The melody bears the name of Luther’s first congregational Hymn, “Nun freut euch, lieben Christen g’mein,” and is said to have been written down by Luther after hearing a travelling artisan sing it. The tune was first published in the Wittenberg printer Joseph Klug’s Geistliche Lieder (Wittenberg, 1535), and is generally known as “Luther’s Hymn.” An earlier melody to which the Hymn was sung appeared in the so-called Achtliederbuch, the small collection of eight hymns (along with four melodies) entitled Etlich Christlich lider Lobgesang, und Psalm (Wittenberg, 1524). The tune is familiar as No. 293 of Hymns Ancient and Modern, and is No. 261 of the Choralgesange1 . Both melodies are improbably attributed to Luther.

Bach has not used either melody in the Cantatas. There is another harmonisation of the 1535 tune in the Choralgesange, No. 262, where it is set to a stanza of Bartholomaus Ringwaldt’s Advent Hymn, “Es ist gewisslich an der Zeit,” whose proper melody (1588) bears a close resemblance to it.

The words of the Choral are the first stanza of Paul Gerhardt’s (see the “St Matthew Passion,” No. 16) Christmas Hymn, “Ich steh’ an deiner Krippen hier,” which was first published in Johann Cruger’s Praxis Pietatis Melica, Berlin, 1653:

  • Ich steh’ an deiner Krippen hier,
  • O Jesulein, mein Leben,
  • Ich komme, bring’ und schenke dir,
  • Was du mir hast gegeben.
  • Nimm hin, es ist mein Geist und Sinn,
  • Herz, Seel’ und Muth, nimm Alles hin,
  • Und lass dir’s wohl gefallen!
  • B.G. v. (2) 245.

English translations of the Hymn are noted in the Dictionary of Hymnology, p. 410.

Form. Simple (2 Ob., Strings, Organ, and Continuo).

No. 64.

Now vengeance hath been taken (Nun seid ihr wohl gerochen)

For Hans Hassler’s melody, “Herzlich thut mich verlangen,” see the “St Matthew Passion,” No. 21 supra.
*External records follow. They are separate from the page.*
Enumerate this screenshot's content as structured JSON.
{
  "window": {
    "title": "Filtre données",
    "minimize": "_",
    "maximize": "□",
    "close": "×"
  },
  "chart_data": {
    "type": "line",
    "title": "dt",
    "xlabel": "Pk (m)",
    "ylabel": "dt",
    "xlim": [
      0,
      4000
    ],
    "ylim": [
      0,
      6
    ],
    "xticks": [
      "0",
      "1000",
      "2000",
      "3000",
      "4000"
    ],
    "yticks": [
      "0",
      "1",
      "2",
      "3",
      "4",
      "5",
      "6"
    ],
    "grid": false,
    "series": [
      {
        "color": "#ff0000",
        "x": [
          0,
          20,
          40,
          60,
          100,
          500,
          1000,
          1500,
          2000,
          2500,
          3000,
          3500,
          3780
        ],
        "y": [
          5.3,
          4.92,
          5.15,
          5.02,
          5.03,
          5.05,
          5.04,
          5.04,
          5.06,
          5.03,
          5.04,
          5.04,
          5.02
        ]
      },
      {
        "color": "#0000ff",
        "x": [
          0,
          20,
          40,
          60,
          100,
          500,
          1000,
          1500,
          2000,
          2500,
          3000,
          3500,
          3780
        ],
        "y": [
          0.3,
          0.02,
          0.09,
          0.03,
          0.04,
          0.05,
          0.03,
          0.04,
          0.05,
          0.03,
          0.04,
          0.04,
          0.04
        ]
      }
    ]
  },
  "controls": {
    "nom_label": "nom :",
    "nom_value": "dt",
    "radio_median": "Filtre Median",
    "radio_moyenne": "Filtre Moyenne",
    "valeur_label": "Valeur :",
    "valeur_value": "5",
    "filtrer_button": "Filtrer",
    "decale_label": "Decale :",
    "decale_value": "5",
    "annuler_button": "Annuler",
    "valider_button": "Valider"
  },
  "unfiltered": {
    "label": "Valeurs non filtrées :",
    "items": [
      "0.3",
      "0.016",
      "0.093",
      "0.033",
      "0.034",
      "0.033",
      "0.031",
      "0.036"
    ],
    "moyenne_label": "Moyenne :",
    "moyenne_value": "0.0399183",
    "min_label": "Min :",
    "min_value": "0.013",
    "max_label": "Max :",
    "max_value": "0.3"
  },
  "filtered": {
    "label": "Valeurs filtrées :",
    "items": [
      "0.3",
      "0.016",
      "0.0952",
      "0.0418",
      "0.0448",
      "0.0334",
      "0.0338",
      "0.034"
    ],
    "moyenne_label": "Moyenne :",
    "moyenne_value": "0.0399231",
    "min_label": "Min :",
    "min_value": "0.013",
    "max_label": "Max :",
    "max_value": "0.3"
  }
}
The words of the Choral are the fourth stanza of Georg Werner’s Hymn, “Ihr Christen auserkoren.” Werner was born in 1589 at Preussisch-Holland, near Elbing. In 1614 he became master in a school at Konigsberg, and in 1621 was appointed deacon of the Lobenicht Church there. He died at Konigsberg in 1643. He edited the New Preussisches vollstandiges Gesangbuch (Konigsberg, 1650 [1643]), and contributed Hymns to Bernhard Derschau’s Ausserlesene Geistliche Lieder, Konigsberg, 1639. The Hymn “Ihr Christen auserkoren” was published in Johann Cruger’s Praxis Pietatis Melica (Berlin, 1647):

  • Nun seid ihr wohl gerochen
  • An eurer Feinde Schaar,
  • Denn Christus hat zerbrochen
  • Was euch zuwider war;
  • Tod, Teufel, Sund’ und Holle
  • Sind ganz und gar geschwacht,
  • Bei Gott hat seine Stelle
  • Das menschliche Geschlecht
  • B.G. v. (2) 256.

Form. Extended (3 Trombe, Timpani, 2 Ob., Strings, Organ, and Continuo).

[1 ]The English titles are from the Rev. J. Troutbeck’s version, published by Novello & Co.

[1 ]1524 Und nun.

[1 ]It is printed as No. 298 of Ludwig Erk’s Choralgesange und geistliche Arien (Peters), 2 vols., 1850-65.

[1 ]1641 du.

[1 ]1653 heut.

[1 ]1642 All mein.

[2 ]1642 Mein Erlosung, Schmuck und Heil.

[1 ]1642 nie mich.

[1 ]1642 in.

[1 ]Erk, op. cit., No. 272, prints the same version in A major.

Last modified April 10, 2014